CARISSA RODRIGUEZ : THE MAID
October 4 – December 10, 2020
The Art Gallery, University of Hawai‘i at Mānoa (UHM), Art Building
Events & Programs: In person events are cancelled for Fall 2020 due to COVID-19.
The Art Gallery, University of Hawai‘i at Mānoa (UHM), is proud to present Carissa Rodriguez: The Maid. Carissa Rodriguez examines the material and social conditions in which art is produced and reveals how the canonical figure of the artist is reflected in—and reproduced by—the products of her labor. Rodriguez’s solo exhibition, which premiered at Sculpture Center in January, 2018, featured a newly commissioned video work titled The Maid (2018). This exhibition was subsequently presented at the MIT Visual Arts Center, Cambridge, MA (2018), the Walker Art Center, Minneapolis (2019), and The Art Institute of Chicago (2020).
The Maid follows a selection of American artist Sherrie Levine’s Newborn sculptures throughout the course of a day in various residences, private and institutional, from New York to Los Angeles. Levine made the works in crystal and black cast glass in the early 1990s, molding them after Constantin Brancusi’s marble and bronze sculptures of the same name from 1915 and 1920. By featuring not only Levine’s sculptures, already appropriations of another artist’s work, but also capturing their contemporary environments, Rodriguez engages the conditions and settings in which art circulates, proposing that the futures of artworks are inherently speculative.
Taking its title from a 1913 short story by Robert Walser about a devoted maid searching for a lost child who has been put under her care, the film similarly follows its subject toward a resolution that is more cyclical than gratifying. After searching around the world for the child for over twenty years, the maid in Walser’s story finally finds her in Paris and immediately dies from joy. The enigmatic story becomes a parable that frames the exhibition, as it tackles the complexity of care-based relationships forged through time, and follows Rodriguez’s ongoing artistic exploration of subjecthood.
Engaging the discourse of sculpture through the tools of cinema, The Maid follows the lives of “related” artworks and recounts the conditional relationships between artist, artwork, and third-party agents (institution, caregiver, surrogate) in familial terms. Through this work, Rodriguez investigates how techniques of modern reproduction—both artistic and biological—are organized around property and kinship structures that are mediated through technology and the law.
Carissa Rodriguez (US, born 1970 in New York) lives and works in New York City.
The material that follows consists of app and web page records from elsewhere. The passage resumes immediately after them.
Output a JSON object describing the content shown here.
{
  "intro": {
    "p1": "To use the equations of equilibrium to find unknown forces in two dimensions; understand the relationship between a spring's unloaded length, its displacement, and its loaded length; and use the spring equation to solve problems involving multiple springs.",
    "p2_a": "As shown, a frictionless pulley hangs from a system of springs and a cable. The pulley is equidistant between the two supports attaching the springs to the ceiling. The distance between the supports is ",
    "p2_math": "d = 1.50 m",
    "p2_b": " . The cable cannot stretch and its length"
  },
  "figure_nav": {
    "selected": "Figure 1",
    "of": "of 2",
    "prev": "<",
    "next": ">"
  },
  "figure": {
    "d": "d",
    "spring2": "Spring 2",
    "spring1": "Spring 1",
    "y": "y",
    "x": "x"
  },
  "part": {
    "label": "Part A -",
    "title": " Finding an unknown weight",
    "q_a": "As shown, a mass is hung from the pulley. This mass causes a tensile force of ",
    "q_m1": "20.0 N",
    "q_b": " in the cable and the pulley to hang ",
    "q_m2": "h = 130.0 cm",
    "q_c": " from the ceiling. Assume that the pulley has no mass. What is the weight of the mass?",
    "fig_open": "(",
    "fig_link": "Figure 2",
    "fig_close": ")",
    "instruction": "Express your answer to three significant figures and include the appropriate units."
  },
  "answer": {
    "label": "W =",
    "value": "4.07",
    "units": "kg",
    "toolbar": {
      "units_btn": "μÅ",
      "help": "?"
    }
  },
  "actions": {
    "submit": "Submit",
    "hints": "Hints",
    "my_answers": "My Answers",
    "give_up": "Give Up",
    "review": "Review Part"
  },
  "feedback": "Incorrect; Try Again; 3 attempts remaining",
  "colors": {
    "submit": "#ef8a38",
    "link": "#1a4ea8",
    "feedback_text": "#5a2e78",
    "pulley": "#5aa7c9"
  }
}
Her solo exhibition The Maid has been shown at the Art Institute of Chicago (2020); the Walker Art Center, Minneapolis (2019); MIT List Visual Arts Center, Cambridge (2018); and SculptureCenter, New York (2018). Recent solo exhibitions include CCA Wattis Institute, San Francisco (2016); Front Desk Apparatus, New York (2013); Karma International, Zürich (2012). Rodriguez participated in the Whitney Biennial of 2014 and 2019 at the Whitney Museum of American Art, New York. She attended the Whitney Independent Study Program in 2001 and was a core member of Reena Spaulings Fine Art, New York from 2004 to 2015. She is currently a Lecturer in the Department of Art, Film and Visual Studies at Harvard University.
Carissa Rodriguez: The Maid is organized by SculptureCenter, New York, and curated by Ruba Katrib, Curator, MoMA/PS1 and former curator at SculptureCenter, New York. The Hawai’i presentation is organized by Maika Pollack, director and chief curator, John Young Museum of Art and University Galleries and assistant professor of curatorial studies and art history, University of Hawai‘i at Mānoa.
The video commission, The Maid, is underwritten by Valeria Napoleone XX SculptureCenter.
University of Hawai‘i at Mānoa’s Department of Art + Art History and College of Arts + Humanities; Hawai‘i State Foundation on Culture and the Arts, through appropriations from the Legislature of the State of Hawai‘i and by the National Endowment for the Arts; Student Activity and Program Fee Board, UHM; Halekulani Hotel– Hospitality Sponsor for the Arts at UH Mānoa; and anonymous donors.
Gallery hours + admission:
Mon. – Thurs. 11:00 a.m. – 4:00 p.m., Sun. 12:00 p.m. – 4:00 p.m.
Closed Saturdays; Election Day, Nov. 3; Veterans Day, Nov. 11 and Thanksgiving, Nov. 26 & 27.
Parking fees may apply during weekdays. Parking is free on Sundays
For more information please contact Sharon Tasaka at 808.956.8364 and firstname.lastname@example.org